April Fools’ Day came and went at the Stallard house with zero acknowledgment, and part of me is a little sad about that.
When he was small, my son Kyle usually left one of his small plastic dinosaurs in the shower or on top of my stash of Diet Cokes in the refrigerator to mess with me on April Fools’ Day. One year, after he realized how much dad loved his morning newspaper, he informed me a neighborhood dog was running off with my Longview News-Journal.
We all had a good laugh when dad bolted out the door yelling “Get away from my newspaper before I fill your mangy carcass with buckshot!”
Well, Kyle enjoyed it. The jogger passing my house and the nice, but stern, police officer who showed up? Not so much.
Kyle is too old to worry about April Fools’ pranks, and I don’t have the heart to prank my lovely wife since she already has to put up with me the other 364 days of the year.
Besides, it’s all a little anti-climatic when you were a partner in pulling the greatest April Fools’ prank in history more than 40 years ago.

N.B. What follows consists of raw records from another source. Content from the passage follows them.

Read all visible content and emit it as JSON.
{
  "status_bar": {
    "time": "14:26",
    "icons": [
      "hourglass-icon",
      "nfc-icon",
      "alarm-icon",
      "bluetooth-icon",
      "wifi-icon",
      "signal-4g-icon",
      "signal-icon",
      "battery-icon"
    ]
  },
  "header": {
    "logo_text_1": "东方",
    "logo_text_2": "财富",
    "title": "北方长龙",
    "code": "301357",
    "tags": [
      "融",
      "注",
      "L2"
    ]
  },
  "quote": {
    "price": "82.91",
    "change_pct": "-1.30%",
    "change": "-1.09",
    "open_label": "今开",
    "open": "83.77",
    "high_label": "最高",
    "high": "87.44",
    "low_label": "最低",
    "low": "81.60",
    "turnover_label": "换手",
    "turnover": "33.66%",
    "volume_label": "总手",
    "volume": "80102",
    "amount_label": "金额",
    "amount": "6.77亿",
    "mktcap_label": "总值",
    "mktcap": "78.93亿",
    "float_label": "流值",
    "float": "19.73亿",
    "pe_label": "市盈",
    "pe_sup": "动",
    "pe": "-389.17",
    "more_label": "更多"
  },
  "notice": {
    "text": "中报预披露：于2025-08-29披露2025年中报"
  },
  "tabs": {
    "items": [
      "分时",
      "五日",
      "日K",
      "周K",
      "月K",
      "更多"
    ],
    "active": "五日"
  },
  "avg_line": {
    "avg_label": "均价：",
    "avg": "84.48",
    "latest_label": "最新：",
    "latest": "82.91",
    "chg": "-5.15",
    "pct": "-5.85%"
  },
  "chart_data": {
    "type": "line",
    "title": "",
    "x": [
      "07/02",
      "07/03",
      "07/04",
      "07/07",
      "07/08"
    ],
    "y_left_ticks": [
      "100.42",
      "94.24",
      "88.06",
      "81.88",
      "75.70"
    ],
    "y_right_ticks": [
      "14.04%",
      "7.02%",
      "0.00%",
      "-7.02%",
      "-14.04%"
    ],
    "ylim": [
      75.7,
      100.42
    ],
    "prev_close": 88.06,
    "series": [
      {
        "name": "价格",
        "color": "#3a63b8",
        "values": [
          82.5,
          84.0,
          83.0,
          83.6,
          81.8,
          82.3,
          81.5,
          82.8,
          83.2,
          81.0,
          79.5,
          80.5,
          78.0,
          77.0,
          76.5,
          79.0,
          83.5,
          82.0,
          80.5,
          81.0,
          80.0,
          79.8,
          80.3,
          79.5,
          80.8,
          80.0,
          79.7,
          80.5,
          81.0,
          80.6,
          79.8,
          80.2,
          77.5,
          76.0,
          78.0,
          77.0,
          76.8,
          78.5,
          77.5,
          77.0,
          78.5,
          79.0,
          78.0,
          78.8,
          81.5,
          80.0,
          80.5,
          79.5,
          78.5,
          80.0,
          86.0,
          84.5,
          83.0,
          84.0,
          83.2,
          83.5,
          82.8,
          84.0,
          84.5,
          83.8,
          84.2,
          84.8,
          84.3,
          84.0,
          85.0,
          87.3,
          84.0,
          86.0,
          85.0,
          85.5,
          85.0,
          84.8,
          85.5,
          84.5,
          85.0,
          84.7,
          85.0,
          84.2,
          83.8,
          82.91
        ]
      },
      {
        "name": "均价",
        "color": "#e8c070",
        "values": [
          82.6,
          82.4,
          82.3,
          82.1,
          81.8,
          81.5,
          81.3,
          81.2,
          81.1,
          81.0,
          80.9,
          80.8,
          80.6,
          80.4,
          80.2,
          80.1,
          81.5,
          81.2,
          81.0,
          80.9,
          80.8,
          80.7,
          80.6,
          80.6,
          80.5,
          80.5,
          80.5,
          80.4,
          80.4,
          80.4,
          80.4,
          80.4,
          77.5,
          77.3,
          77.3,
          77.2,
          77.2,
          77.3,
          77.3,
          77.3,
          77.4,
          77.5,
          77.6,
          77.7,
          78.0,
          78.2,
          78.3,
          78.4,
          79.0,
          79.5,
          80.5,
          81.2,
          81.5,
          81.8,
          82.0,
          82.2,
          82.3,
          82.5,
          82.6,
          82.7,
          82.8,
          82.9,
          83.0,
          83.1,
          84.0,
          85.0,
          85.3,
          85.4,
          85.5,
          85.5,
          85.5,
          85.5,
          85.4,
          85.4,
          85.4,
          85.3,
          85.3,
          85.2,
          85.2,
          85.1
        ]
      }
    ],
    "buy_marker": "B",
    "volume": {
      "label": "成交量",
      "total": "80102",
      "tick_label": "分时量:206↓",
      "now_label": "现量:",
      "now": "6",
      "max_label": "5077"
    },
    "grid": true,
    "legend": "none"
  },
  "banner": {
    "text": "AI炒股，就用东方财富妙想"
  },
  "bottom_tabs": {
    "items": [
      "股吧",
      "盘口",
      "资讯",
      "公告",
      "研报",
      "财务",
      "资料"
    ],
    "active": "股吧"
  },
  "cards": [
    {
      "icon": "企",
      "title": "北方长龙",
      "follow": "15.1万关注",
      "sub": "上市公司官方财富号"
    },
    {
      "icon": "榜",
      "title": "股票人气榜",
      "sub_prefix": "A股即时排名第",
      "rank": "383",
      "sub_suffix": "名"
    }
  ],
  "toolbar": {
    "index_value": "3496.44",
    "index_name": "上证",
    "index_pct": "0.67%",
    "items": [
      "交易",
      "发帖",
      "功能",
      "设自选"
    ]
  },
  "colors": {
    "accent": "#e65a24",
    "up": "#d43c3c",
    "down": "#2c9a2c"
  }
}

I grew up in the Fishery Community in Erwin, Tennessee, and the Stallard house was the gathering spot for several families to catch the school bus each morning. At the time, there were six school-aged Stallard kids, and when we gathered in front of the house it was a signal for the Vanovers, Kirkpatricks and Tiptons — and occasionally a few other families — to head to the bus stop.
At times there were as many as 15 kids waiting for the bus.

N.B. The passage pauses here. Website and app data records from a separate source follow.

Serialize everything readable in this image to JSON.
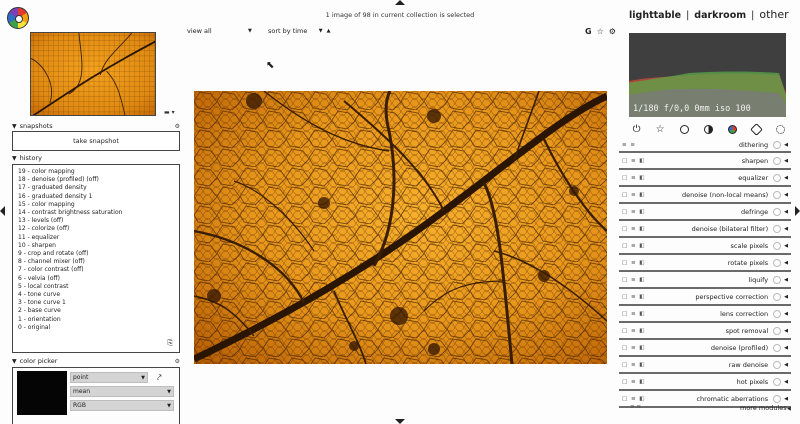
{
  "header": {
    "collection_info": "1 image of 98 in current collection is selected",
    "filter": {
      "view_label": "view",
      "view_value": "all",
      "sort_label": "sort by",
      "sort_value": "time",
      "sort_dir_icon": "ascending-arrow-icon"
    },
    "tool_icons": [
      "grouping-G-icon",
      "star-overlay-icon",
      "preferences-gear-icon"
    ]
  },
  "view_switcher": {
    "items": [
      "lighttable",
      "darkroom",
      "other"
    ],
    "active": "darkroom",
    "separator": "|"
  },
  "histogram": {
    "info": "1/180 f/0,0 0mm iso 100"
  },
  "left_panel": {
    "snapshots": {
      "title": "snapshots",
      "button": "take snapshot"
    },
    "history": {
      "title": "history",
      "items": [
        "19 - color mapping",
        "18 - denoise (profiled)   (off)",
        "17 - graduated density",
        "16 - graduated density 1",
        "15 - color mapping",
        "14 - contrast brightness saturation",
        "13 - levels   (off)",
        "12 - colorize   (off)",
        "11 - equalizer",
        "10 - sharpen",
        "9 - crop and rotate   (off)",
        "8 - channel mixer   (off)",
        "7 - color contrast   (off)",
        "6 - velvia   (off)",
        "5 - local contrast",
        "4 - tone curve",
        "3 - tone curve 1",
        "2 - base curve",
        "1 - orientation",
        "0 - original"
      ]
    },
    "color_picker": {
      "title": "color picker",
      "mode": "point",
      "statistic": "mean",
      "color_space": "RGB",
      "swatch_color": "#050505"
    }
  },
  "modules": [
    {
      "name": "dithering",
      "icon": "dithering-icon",
      "partial": true
    },
    {
      "name": "sharpen",
      "icon": "sharpen-icon"
    },
    {
      "name": "equalizer",
      "icon": "equalizer-icon"
    },
    {
      "name": "denoise (non-local means)",
      "icon": "denoise-nlm-icon"
    },
    {
      "name": "defringe",
      "icon": "defringe-icon"
    },
    {
      "name": "denoise (bilateral filter)",
      "icon": "denoise-bilateral-icon"
    },
    {
      "name": "scale pixels",
      "icon": "scale-pixels-icon"
    },
    {
      "name": "rotate pixels",
      "icon": "rotate-pixels-icon"
    },
    {
      "name": "liquify",
      "icon": "liquify-icon"
    },
    {
      "name": "perspective correction",
      "icon": "perspective-icon"
    },
    {
      "name": "lens correction",
      "icon": "lens-icon"
    },
    {
      "name": "spot removal",
      "icon": "spot-removal-icon"
    },
    {
      "name": "denoise (profiled)",
      "icon": "denoise-profiled-icon"
    },
    {
      "name": "raw denoise",
      "icon": "raw-denoise-icon"
    },
    {
      "name": "hot pixels",
      "icon": "hot-pixels-icon"
    },
    {
      "name": "chromatic aberrations",
      "icon": "chromatic-aberrations-icon"
    }
  ],
  "more_modules": "more modules",
  "colors": {
    "leaf_orange": "#e8961a",
    "leaf_dark": "#3a1e02",
    "histogram_bg": "#3f3f3f"
  }
}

My sister Melissa and I — ages 8 and 9 — were charged with the task of letting our siblings know when the bus crossed a bridge over a large creek and headed up Pippin Hollow.
Barring unforeseen circumstances — a cow getting out of a pasture and blocking the road or a parent administering some “get right” to the backside of a kid who had managed to get into trouble before breakfast — the time it took the bus to get up Pippin Hollow and back to our house was around 10 minutes.
Our job was to watch for the bus and yell “The bus is going up!” so our siblings knew it was time to kick it into high gear. Then, we headed to the bus stop so the rest of the neighborhood kids knew it was time for them to do the same.
On April Fools’ Day in 1975, at around 7:10 instead of the usual 7:20 a.m., we decided it would be fun to prank our siblings. Like most kids our age, we didn’t consider the consequences of our actions.
It’s hard to describe what happened after we yelled “The bus is going up!” 10 minutes earlier than usual, but the only thing that comes to mind is what I think it’ll be like when Jesus comes back — fervent praying and folks scrambling around trying to get stuff done in the last few seconds they should have already taken care of.
As we waited at the bus stop, giggling and high-fiving at the pure genius of our prank, kids from all over the neighborhood began spilling out of their houses and heading to the bus stop. And, they weren’t happy.
Some were still brushing teeth, combing hair, throwing on clothes or eating breakfast. Others were doing homework on the fly, and there was a disturbing mix of prayers and cursing.
Melissa and I hadn’t thought about the possible neighborhood collateral damage, and about the time 15 frazzled kids showed up in front of our house, the bus actually went up Pippin Hollow.
All eyes turned to me and Melissa, and it was at that moment I realized a couple of things about my little sister:
1. We weren’t as close as I thought we were, and
2. She was a lot faster than me.
Melissa simply said “April Fools’!” and was gone, leaving me to deal with four angry siblings, 11 angry neighborhood kids and a couple of parents.
I told Kyle this story, and he asked me if pulling off the world’s greatest April Fools’ prank was worth the ensuing mob scene.
Yes, son. It was.
Life isn’t about how many breaths you take. It’s about how many moments take your breath away.
And some of those punches knocked the breath right out of me.